In a way this forum isn't really about debunking statistics. It is about recognizing that statistics are really only useful to those creating them. In the case of media reporting, they are useful for making the reports exciting. We can use statistics to make decisions, but it is important for use to understand the nature of statistics to do it well.
In this case, the answer probably requires clarification of the question.
Someone else can probably set up the problem more clearly, but question is probably not "What is the divorce rate?", but rather "What is the growth rate (positive or negative) of the married population vs the growth rate (+/-) of the population in general?"
As Douglas Adams put it "42 is the answer, but what exactly was the question?"
Marriage may be in trouble but the people involved may not be, if you see what I mean.
The 50 %, as an illustrative figure, seems fair to me.
2 million in, one million out. 50% .
2 million a year and 50 million married means that, assuming the numbers are constant to make thing simple, the total number of existing marriages represents 25 years of marriage activity absent any divorces. Or 50 years approx if 2 million married each year and 1 million divorced and never re-married.
This of course discounts those who marry multiple times and who may also divorce multiple times, not necesssarily within a year of marriage.
So whereas the 50% figure may indeed apply to the marriage action statistics that does not mean that is applies to the people in the marriages.
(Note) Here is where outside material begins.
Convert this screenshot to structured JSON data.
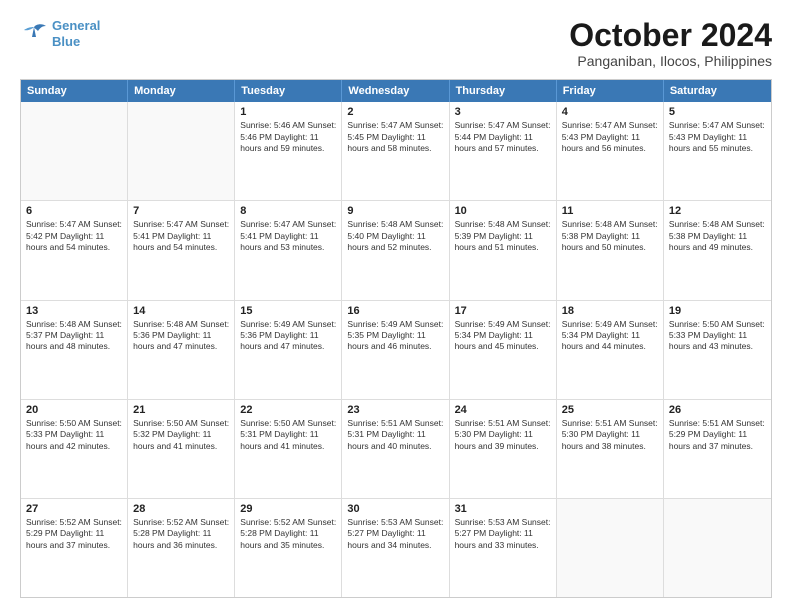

Many will have a 0% divorce, others may have, for example, 4 marriages of which 3 end in divorce. So they have either a 300% or a 75% divorce rate depending on you Point of View.
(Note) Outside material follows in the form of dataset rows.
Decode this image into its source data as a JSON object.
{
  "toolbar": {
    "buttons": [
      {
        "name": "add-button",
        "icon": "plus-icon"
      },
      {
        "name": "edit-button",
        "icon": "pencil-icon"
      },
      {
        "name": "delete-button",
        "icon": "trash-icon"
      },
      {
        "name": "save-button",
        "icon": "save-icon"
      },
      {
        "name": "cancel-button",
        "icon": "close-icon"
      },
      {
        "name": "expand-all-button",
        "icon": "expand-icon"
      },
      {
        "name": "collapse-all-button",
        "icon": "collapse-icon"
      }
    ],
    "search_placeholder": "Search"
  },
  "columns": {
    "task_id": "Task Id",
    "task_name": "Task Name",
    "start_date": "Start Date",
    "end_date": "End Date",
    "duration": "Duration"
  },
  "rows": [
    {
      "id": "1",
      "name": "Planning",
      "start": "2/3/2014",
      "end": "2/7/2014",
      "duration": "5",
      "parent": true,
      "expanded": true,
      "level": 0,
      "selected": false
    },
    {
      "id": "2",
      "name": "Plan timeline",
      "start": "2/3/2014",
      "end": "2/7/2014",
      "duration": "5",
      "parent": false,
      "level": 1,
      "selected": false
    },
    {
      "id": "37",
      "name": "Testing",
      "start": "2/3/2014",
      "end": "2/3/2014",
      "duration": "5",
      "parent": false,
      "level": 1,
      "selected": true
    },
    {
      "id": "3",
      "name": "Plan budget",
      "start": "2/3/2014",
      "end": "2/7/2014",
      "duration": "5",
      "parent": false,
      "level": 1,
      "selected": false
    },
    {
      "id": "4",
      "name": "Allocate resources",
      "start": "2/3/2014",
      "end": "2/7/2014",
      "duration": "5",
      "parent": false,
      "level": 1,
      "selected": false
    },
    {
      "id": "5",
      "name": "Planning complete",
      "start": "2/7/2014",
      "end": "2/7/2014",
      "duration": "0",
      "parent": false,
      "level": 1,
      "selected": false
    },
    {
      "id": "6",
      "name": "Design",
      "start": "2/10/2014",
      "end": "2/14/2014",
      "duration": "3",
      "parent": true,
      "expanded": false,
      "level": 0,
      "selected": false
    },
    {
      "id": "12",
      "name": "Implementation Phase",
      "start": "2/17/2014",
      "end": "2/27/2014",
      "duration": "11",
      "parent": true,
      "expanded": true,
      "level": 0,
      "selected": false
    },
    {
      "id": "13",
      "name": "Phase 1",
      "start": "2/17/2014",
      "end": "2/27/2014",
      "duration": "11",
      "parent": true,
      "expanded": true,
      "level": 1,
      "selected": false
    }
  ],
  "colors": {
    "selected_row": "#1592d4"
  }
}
Or maybe some other number if you are reporting as an epidemiologist.